I was a girlfriend who was sometimes risky, impulsive, sexual, and empathetic to a fault. The reality of mental health struggles left no room for his Manic Pixie Dream Girl fantasy to thrive, so we broke up shortly thereafter.

Flirting Moves No Guy Can Resist

Create New She’ll liven up your life I rock a lot of polka dots! I have touched glitter in the past 24 hours!

Fake dating was beloved of teen movies during the genre’s golden age in the late (“Wanna pretend you’re just going out with me on a bet?” asked Abed’s manic pixie dream girl love.

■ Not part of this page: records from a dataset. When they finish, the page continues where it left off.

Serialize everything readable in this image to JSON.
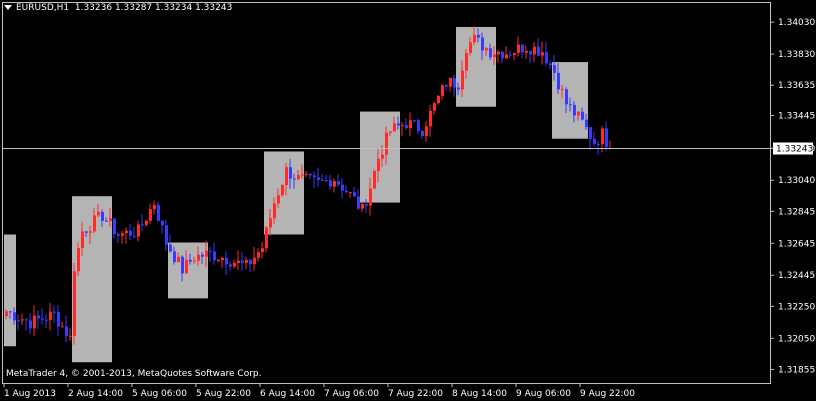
{
  "header": {
    "symbol": "EURUSD,H1",
    "quote": "1.33236 1.33287 1.33234 1.33243"
  },
  "copyright": "MetaTrader 4, © 2001-2013, MetaQuotes Software Corp.",
  "current_price_label": "1.33243",
  "colors": {
    "background": "#000000",
    "up": "#ff2a2a",
    "down": "#3a3aff",
    "box": "#b4b4b4",
    "axis": "#c0c0c0",
    "text": "#ffffff"
  },
  "chart_data": {
    "type": "candlestick",
    "y_ticks": [
      "1.34030",
      "1.33830",
      "1.33635",
      "1.33445",
      "1.33240",
      "1.33040",
      "1.32845",
      "1.32645",
      "1.32445",
      "1.32250",
      "1.32050",
      "1.31855"
    ],
    "x_ticks": [
      "1 Aug 2013",
      "2 Aug 14:00",
      "5 Aug 06:00",
      "5 Aug 22:00",
      "6 Aug 14:00",
      "7 Aug 06:00",
      "7 Aug 22:00",
      "8 Aug 14:00",
      "9 Aug 06:00",
      "9 Aug 22:00"
    ],
    "ylim": [
      1.3177,
      1.3415
    ],
    "current_price": 1.33243,
    "session_boxes": [
      {
        "x_start": 0,
        "x_end": 2,
        "low": 1.32,
        "high": 1.327
      },
      {
        "x_start": 17,
        "x_end": 26,
        "low": 1.319,
        "high": 1.3294
      },
      {
        "x_start": 41,
        "x_end": 50,
        "low": 1.323,
        "high": 1.3265
      },
      {
        "x_start": 65,
        "x_end": 74,
        "low": 1.327,
        "high": 1.3322
      },
      {
        "x_start": 89,
        "x_end": 98,
        "low": 1.329,
        "high": 1.3347
      },
      {
        "x_start": 113,
        "x_end": 122,
        "low": 1.335,
        "high": 1.34
      },
      {
        "x_start": 137,
        "x_end": 145,
        "low": 1.333,
        "high": 1.3378
      }
    ],
    "ohlc": []
  }
}
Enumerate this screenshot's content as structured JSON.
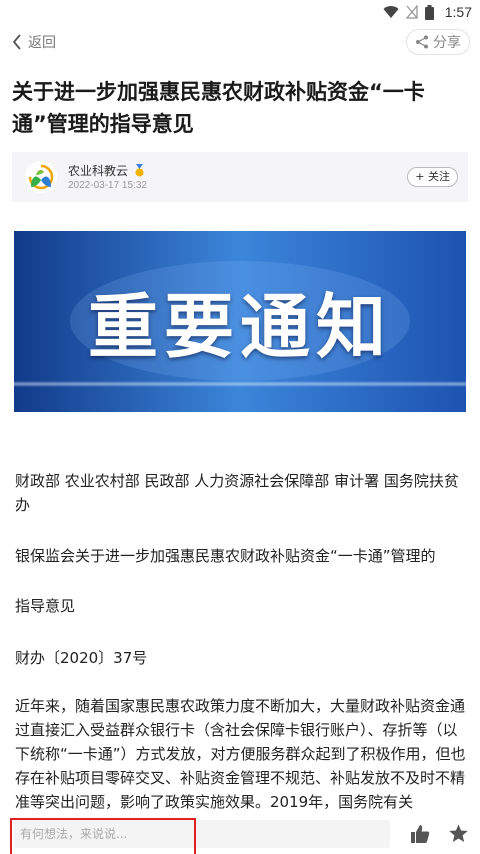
{
  "status_bar": {
    "time": "1:57"
  },
  "nav": {
    "back_label": "返回",
    "share_label": "分享"
  },
  "article": {
    "title": "关于进一步加强惠民惠农财政补贴资金“一卡通”管理的指导意见",
    "author": {
      "name": "农业科教云",
      "date": "2022-03-17 15:32",
      "follow_label": "+ 关注"
    },
    "banner_text": "重要通知",
    "paragraphs": [
      "财政部 农业农村部 民政部 人力资源社会保障部 审计署 国务院扶贫办",
      "银保监会关于进一步加强惠民惠农财政补贴资金“一卡通”管理的",
      "指导意见",
      "财办〔2020〕37号",
      "近年来，随着国家惠民惠农政策力度不断加大，大量财政补贴资金通过直接汇入受益群众银行卡（含社会保障卡银行账户）、存折等（以下统称“一卡通”）方式发放，对方便服务群众起到了积极作用，但也存在补贴项目零碎交叉、补贴资金管理不规范、补贴发放不及时不精准等突出问题，影响了政策实施效果。2019年，国务院有关"
    ]
  },
  "bottom_bar": {
    "comment_placeholder": "有何想法，来说说..."
  },
  "colors": {
    "banner_dark": "#123a8a",
    "banner_light": "#3c86da",
    "highlight": "#e02020",
    "icon_gray": "#555555"
  }
}
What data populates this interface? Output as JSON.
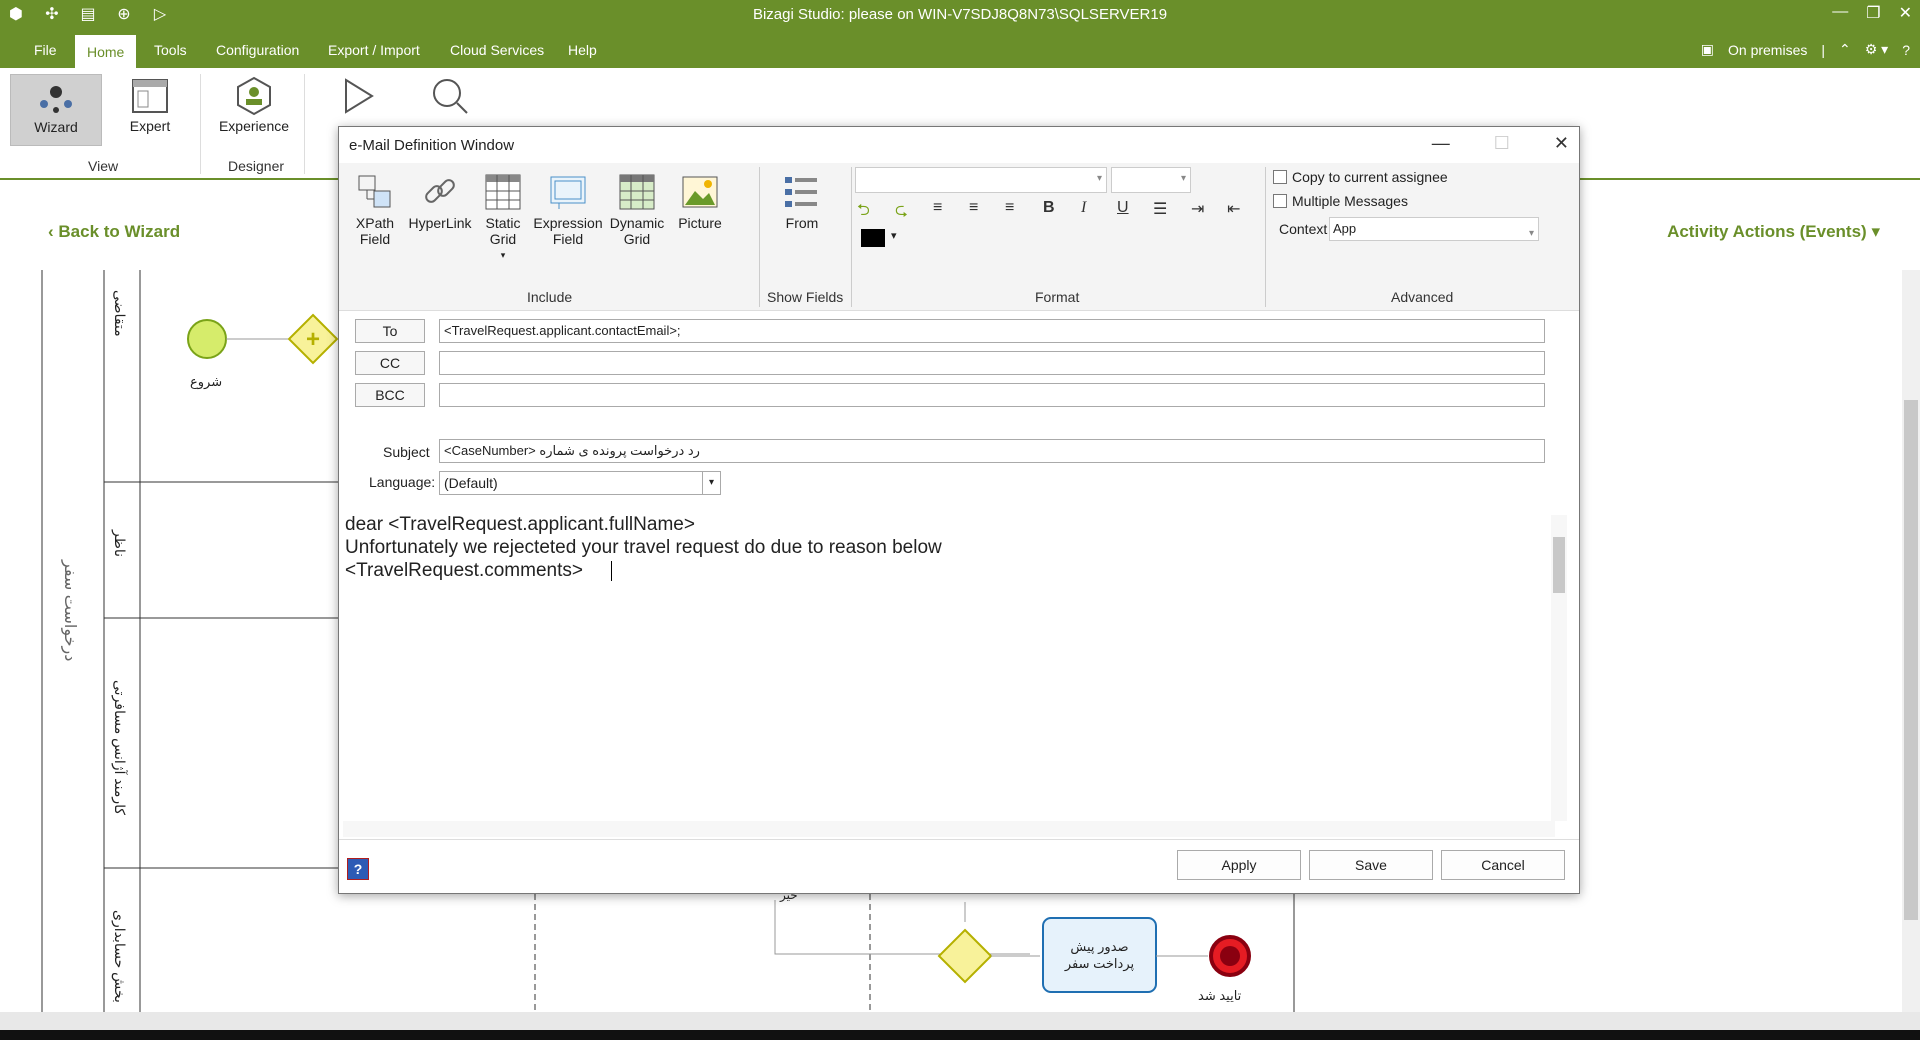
{
  "app": {
    "title": "Bizagi Studio: please  on WIN-V7SDJ8Q8N73\\SQLSERVER19",
    "menu": [
      "File",
      "Home",
      "Tools",
      "Configuration",
      "Export / Import",
      "Cloud Services",
      "Help"
    ],
    "active_menu": "Home",
    "on_premises": "On premises",
    "ribbon": {
      "wizard": "Wizard",
      "expert": "Expert",
      "experience": "Experience",
      "group_view": "View",
      "group_designer": "Designer"
    },
    "back_to_wizard": "Back to Wizard",
    "activity_actions": "Activity Actions (Events)"
  },
  "diagram": {
    "pool_label": "درخواست سفر",
    "lanes": [
      "متقاضی",
      "ناظر",
      "کارمند آژانس مسافرتی",
      "بخش حسابداری"
    ],
    "start_label": "شروع",
    "task_label": "صدور پیش پرداخت سفر",
    "end_label": "تایید شد",
    "edge_label": "خیر"
  },
  "dialog": {
    "title": "e-Mail Definition Window",
    "include": {
      "xpath": "XPath Field",
      "hyperlink": "HyperLink",
      "static_grid": "Static Grid",
      "expression": "Expression Field",
      "dynamic_grid": "Dynamic Grid",
      "picture": "Picture",
      "group": "Include"
    },
    "show_fields": {
      "from": "From",
      "group": "Show Fields"
    },
    "format": {
      "group": "Format",
      "bold": "B",
      "italic": "I",
      "underline": "U"
    },
    "advanced": {
      "copy_assignee": "Copy to current assignee",
      "multiple_messages": "Multiple Messages",
      "context_label": "Context",
      "context_value": "App",
      "group": "Advanced"
    },
    "to_label": "To",
    "to_value": "<TravelRequest.applicant.contactEmail>;",
    "cc_label": "CC",
    "bcc_label": "BCC",
    "subject_label": "Subject",
    "subject_value": "<CaseNumber> رد درخواست پرونده ی شماره",
    "language_label": "Language:",
    "language_value": "(Default)",
    "body_lines": [
      "dear <TravelRequest.applicant.fullName>",
      "Unfortunately we rejecteted your travel request do due to reason below",
      "<TravelRequest.comments>"
    ],
    "apply": "Apply",
    "save": "Save",
    "cancel": "Cancel"
  },
  "colors": {
    "brand": "#6a8f2a",
    "task_border": "#1f6fb2",
    "end_event": "#c8102e",
    "gateway": "#c8c800"
  }
}
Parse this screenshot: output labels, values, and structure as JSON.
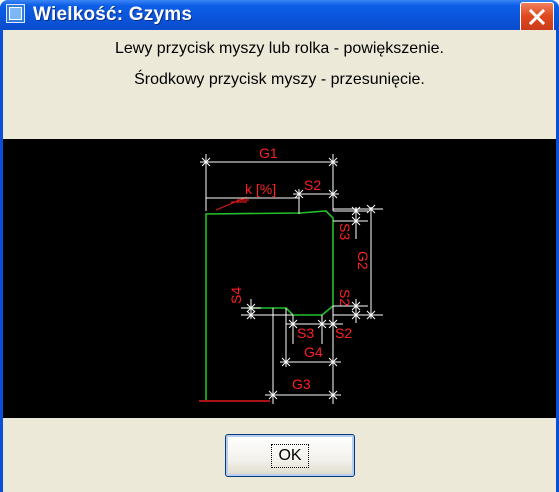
{
  "window": {
    "title": "Wielkość: Gzyms",
    "colors": {
      "titlebar": "#0a55dc",
      "close": "#e24a1e",
      "client": "#ece9d8",
      "canvas": "#000000",
      "dimension_lines": "#ffffff",
      "dimension_labels": "#ff2020",
      "profile": "#22c02a"
    }
  },
  "instructions": {
    "line1": "Lewy przycisk myszy lub rolka - powiększenie.",
    "line2": "Środkowy przycisk myszy - przesunięcie."
  },
  "drawing": {
    "labels": {
      "g1": "G1",
      "s2_top": "S2",
      "k_pct": "k [%]",
      "s3_right": "S3",
      "g2": "G2",
      "s2_right": "S2",
      "s4": "S4",
      "s3_bottom": "S3",
      "s2_bottom": "S2",
      "g4": "G4",
      "g3": "G3"
    }
  },
  "buttons": {
    "ok": "OK"
  },
  "icons": {
    "app": "app-icon",
    "close": "close-icon"
  }
}
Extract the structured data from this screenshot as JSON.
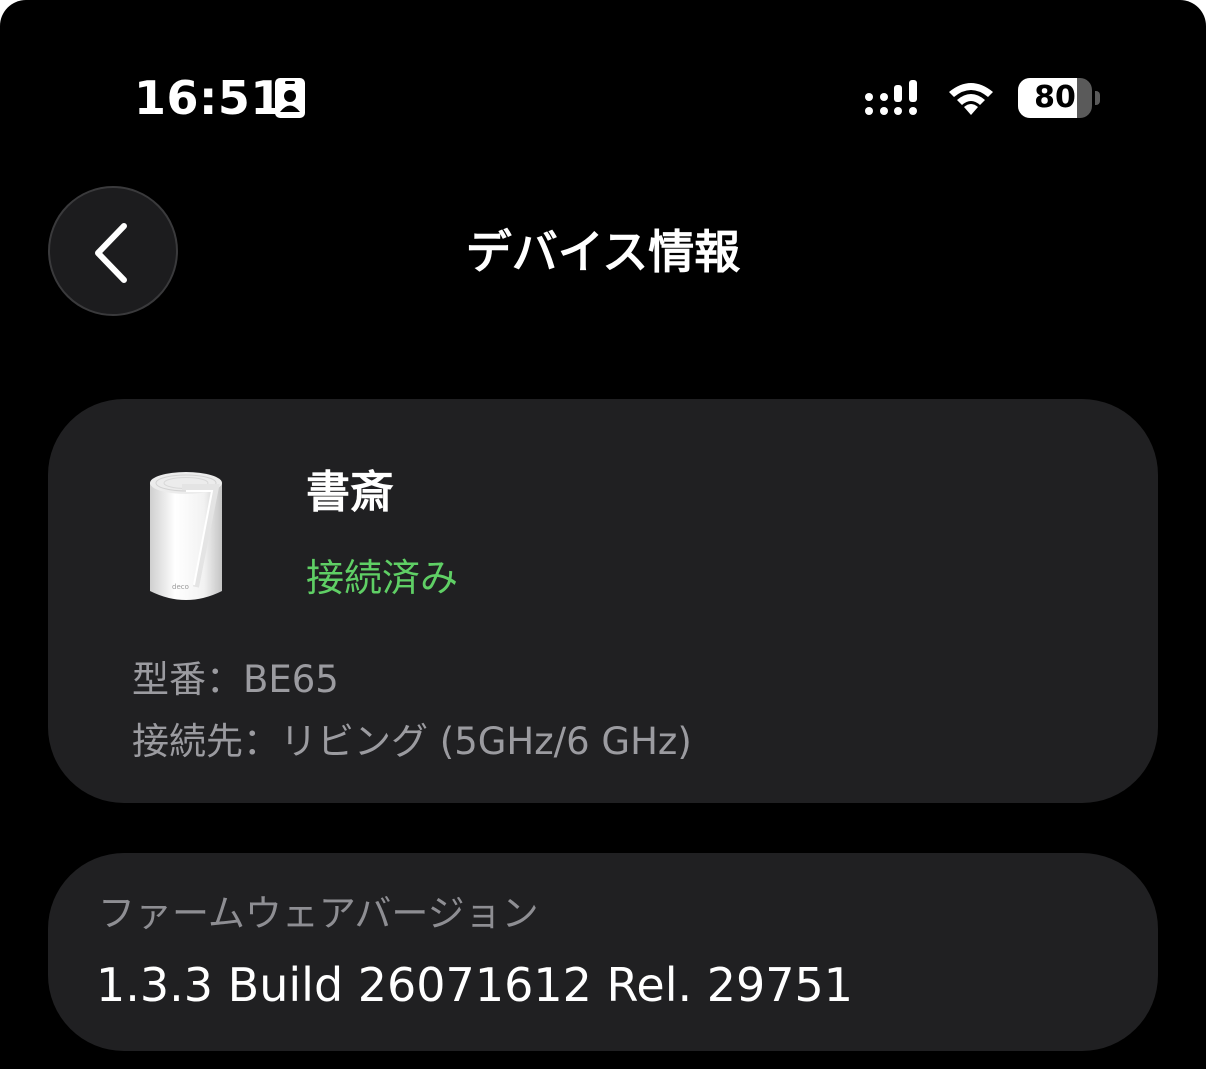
{
  "status_bar": {
    "time": "16:51",
    "battery_level": "80",
    "battery_fraction": 0.8,
    "icons": [
      "contact-card-icon",
      "cellular-signal-icon",
      "wifi-icon",
      "battery-icon"
    ]
  },
  "header": {
    "title": "デバイス情報",
    "back_icon": "chevron-left-icon"
  },
  "device": {
    "image_label": "deco",
    "name": "書斎",
    "status": "接続済み",
    "status_color": "#5fcf65",
    "model_line": "型番：BE65",
    "connection_line": "接続先：リビング (5GHz/6 GHz)"
  },
  "firmware": {
    "label": "ファームウェアバージョン",
    "value": "1.3.3 Build 26071612 Rel. 29751"
  }
}
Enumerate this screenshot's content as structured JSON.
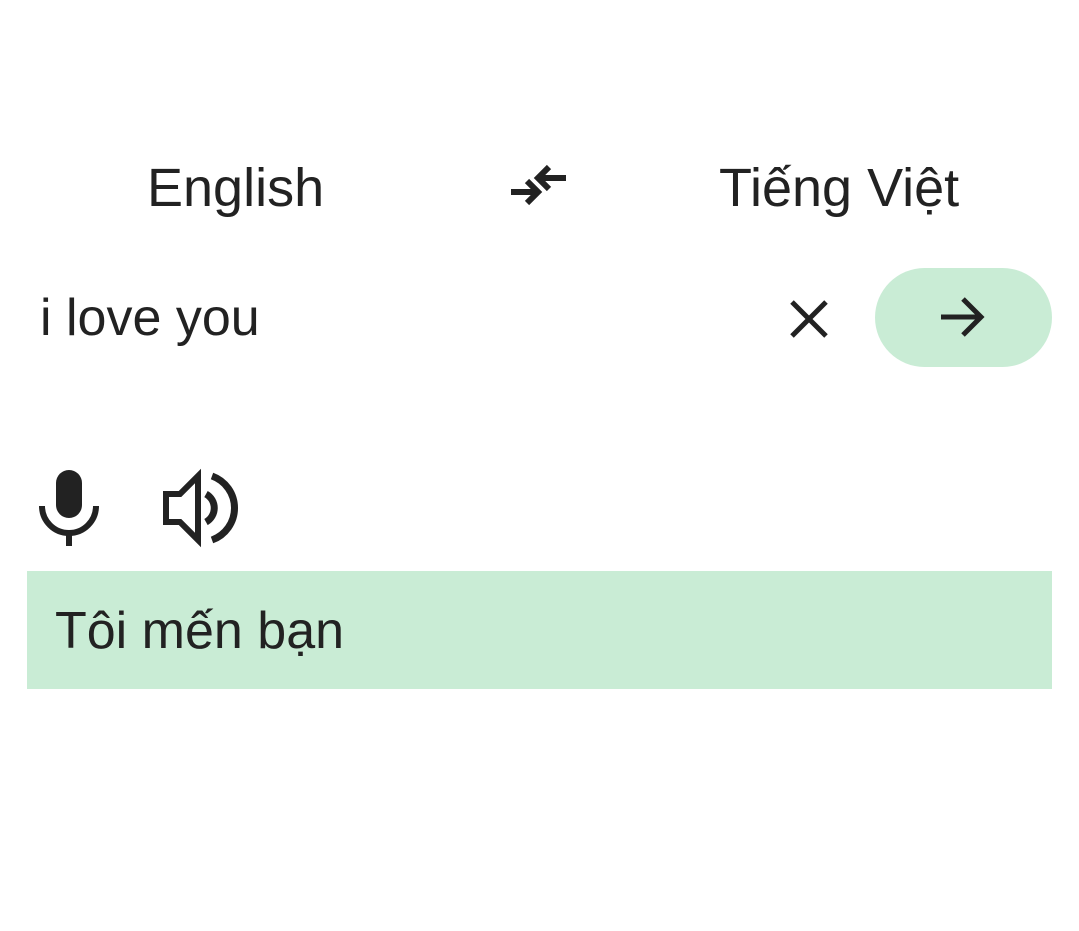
{
  "languages": {
    "source": "English",
    "target": "Tiếng Việt",
    "swap_icon": "swap-arrows-icon"
  },
  "input": {
    "value": "i love you",
    "placeholder": "",
    "clear_icon": "close-icon",
    "translate_icon": "arrow-right-icon"
  },
  "actions": {
    "mic_icon": "microphone-icon",
    "speaker_icon": "speaker-icon"
  },
  "result": {
    "text": "Tôi mến bạn"
  },
  "colors": {
    "accent": "#c9ecd5",
    "text": "#222222",
    "background": "#ffffff"
  }
}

Akilah Hughes October 18, 1: He just found out about the MPDG trope—from me—and his intentions are entirely good. There are a million and a half articles on the internet right now throwing the MPDG under the bus. Both articles were well-received with everyone seemingly jumping up and down, fist-pumping in agreement that the MPDG needed to be destroyed.

Sure she has bangs, wears dresses, and scrapes up her knees, but she also saves all those kids from the burning building or whatever. She shows up unannounced all spritely and cute and gets Carl to come out of his shell. So if brooding, male, Hollywood writers want to write the MPDG into a story, perhaps they should make her the leading character instead of an afterthought because when she is further examined, her ferocity is 3-dimensional.

Her personality is genuinely enchanting, and yes, her hair is cute, damn it!

The General Theory of Relative Attractiveness

You know — that kooky, fringed free spirit from all the American romcoms. The one with dyed hair and impeccable music taste, who swoops in to transform the life of a despondent male and whose idea of a good first date likely involves either breaking and entering or a skydive. Whether or not they actually were was almost irrelevant, as it sounded good and was easy to write about. They claimed these characters were not just lazy but also sexist, presenting women as wholly one-dimensional creatures whose sole function was to awaken male leads from an existential rut.

Others argued the term itself was reductive, lumping all fictional heroines into one tidy, idiosyncratic box, regardless of their respective nuances. Yet amid the claims of misogyny and idle scriptwriting from fantasist directors, few have questioned what the Manic Pixie Dream Girl says about men.

A perpetually miserable man finds happiness when he starts dating a manic pixie dream girl, to the befuddlement of his cynical best friend.

At first I argued with him. But that ended pretty quickly because his argument was actually convincing. The idea was shiny but not without its drawbacks. Which, I mean, I kind of feel is inevitable, but it does have a dampening effect on my desire to pursue the project. Also, I feel the need to point out that yes, we live in a world where female writers think about rape threat potential when planning their careers.

One of the great things about this hypothetical memoir is that it has a great redemptive arc. I was so disappointed when it ended. I wanted to know how her crazy childhood affected her adult life. To me, that was the interesting part, more so than the redemption. And then the book ended right when we got there! Note the title of my memoir. Or at least made myself very unhappy trying. Like, I could never date a workaholic again, and I would be completely happy with that outcome.

The Manic Pixie Dream Girl and 500 days of Summer